Bloggers take in President Barack Obama’s speech urging the passage of the health reform bill, in part through budget reconciliation, by Easter. But there’s still vehement disagreement over the legislations’ substance.
Heritage’s Conn Carroll reacted to yesterday’s event, saying, “there is one huge difference between the Senate bill and what the President kept referring to as my/our proposal: the Senate bill actually exists. For all the talk in Washington about Democrats in the Senate using reconciliation to pass a final version of Obamacare, one key fact has been overlooked: no reconciliation bill exists. Not in the House. Not in the Senate. Nowhere. It simply has not yet been written, and there are plenty of reasons to believe it never will.”

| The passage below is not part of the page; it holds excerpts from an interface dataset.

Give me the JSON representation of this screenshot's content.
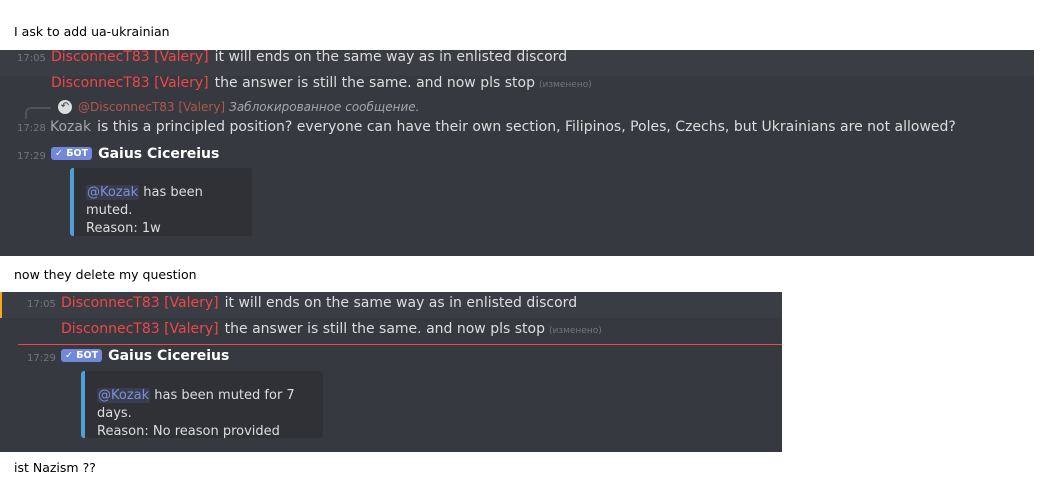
{
  "notes": {
    "top": "I ask to add ua-ukrainian",
    "middle": "now they delete my question",
    "bottom": "ist Nazism ??"
  },
  "panel1": {
    "messages": [
      {
        "time": "17:05",
        "author": "DisconnecT83 [Valery]",
        "text": "it will ends on the same way as in enlisted discord"
      },
      {
        "author": "DisconnecT83 [Valery]",
        "text": "the answer is still the same. and now pls stop",
        "edited": "(изменено)"
      }
    ],
    "reply": {
      "icon": "reply-arrow-icon",
      "name": "@DisconnecT83 [Valery]",
      "text": "Заблокированное сообщение."
    },
    "kozak_message": {
      "time": "17:28",
      "author": "Kozak",
      "text": "is this a principled position? everyone can have their own section, Filipinos, Poles, Czechs, but Ukrainians are not allowed?"
    },
    "bot_message": {
      "time": "17:29",
      "bot_tag": "✓ БОТ",
      "author": "Gaius Cicereius",
      "embed_mention": "@Kozak",
      "embed_line1": "has been muted.",
      "embed_line2": "Reason: 1w"
    }
  },
  "panel2": {
    "messages": [
      {
        "time": "17:05",
        "author": "DisconnecT83 [Valery]",
        "text": "it will ends on the same way as in enlisted discord"
      },
      {
        "author": "DisconnecT83 [Valery]",
        "text": "the answer is still the same. and now pls stop",
        "edited": "(изменено)"
      }
    ],
    "bot_message": {
      "time": "17:29",
      "bot_tag": "✓ БОТ",
      "author": "Gaius Cicereius",
      "embed_mention": "@Kozak",
      "embed_line1": "has been muted for 7 days.",
      "embed_line2": "Reason: No reason provided"
    }
  },
  "colors": {
    "background": "#36393f",
    "author_red": "#f04747",
    "bot_tag": "#7289da",
    "embed_border": "#4f9fd8",
    "edit_marker": "#faa61a"
  }
}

The Washington Post’s Ezra Klein emphasized that this speech seemed different than Obama’s previous presidential statements: “What’s important about this speech is that it didn’t leave any paths open. It attacked the Republican bills, the arguments for piecemeal reform, and the idea that procedural impediments are sufficient to excuse the further delay of a verdict. This is the end of the line.”
Critical Condition’s Jeffrey Anderson says Obama’s claims about what his health plan will do are false, and argues “In reality, here are the three main things that Obamacare would change about the current health system: One, it would reduce freedom. Two, it would raise costs. Three, it would ultimately reduce costs in the only way that a government-controlled system can: by rationing care.”
Cato’s Michael Cannon says Obama’s move to include health savings accounts in his new plan didn’t gain any Republican support, and “it may have cost him some Democratic support — or at least frayed the nerves of a few House Democrats.”
Elsewhere, Brad Wright of Wright on Health hosts the newest edition of Health Wonk Review, a biweekly compendium of health policy blogging, where he charts the cyber chatter surrounding key developments feeding into the health reform dynamic — everything from the fracas surrounding insurance premium hikes to an analysis of the good and bad ideas that emerged at the president’s health summit.
The New Republic’s Jonathan Cohn looks at a new ad from a conservative group that urges Democrats to vote against a reform bill. Cohn thinks the add is ”a vivid illustration of why changing votes is such a bad idea. Just read that script again. But, this time, stop after the first paragraph. That’s the ad conservatives will run against these members even if they change their votes. And it’s still devastating.”
Wonk Room’s Igor Volsky fact-checks statements on abortion funding from Rep. Bart Stupak, who authored an amendment restricting funding of abortions in the health bills. Volsky says: “Stupak is just shifting the goal posts. First he complained about taxpayer funding for abortion and once Democrats strengthened the Senate language, he began arguing that private funds will not go towards abortion coverage. He simply can’t have it both ways.”
And Slate’s Timothy Noah created a ‘Mix-Up’ of health care statements from President Obama and former Gov. Mitt Romney, R-Mass.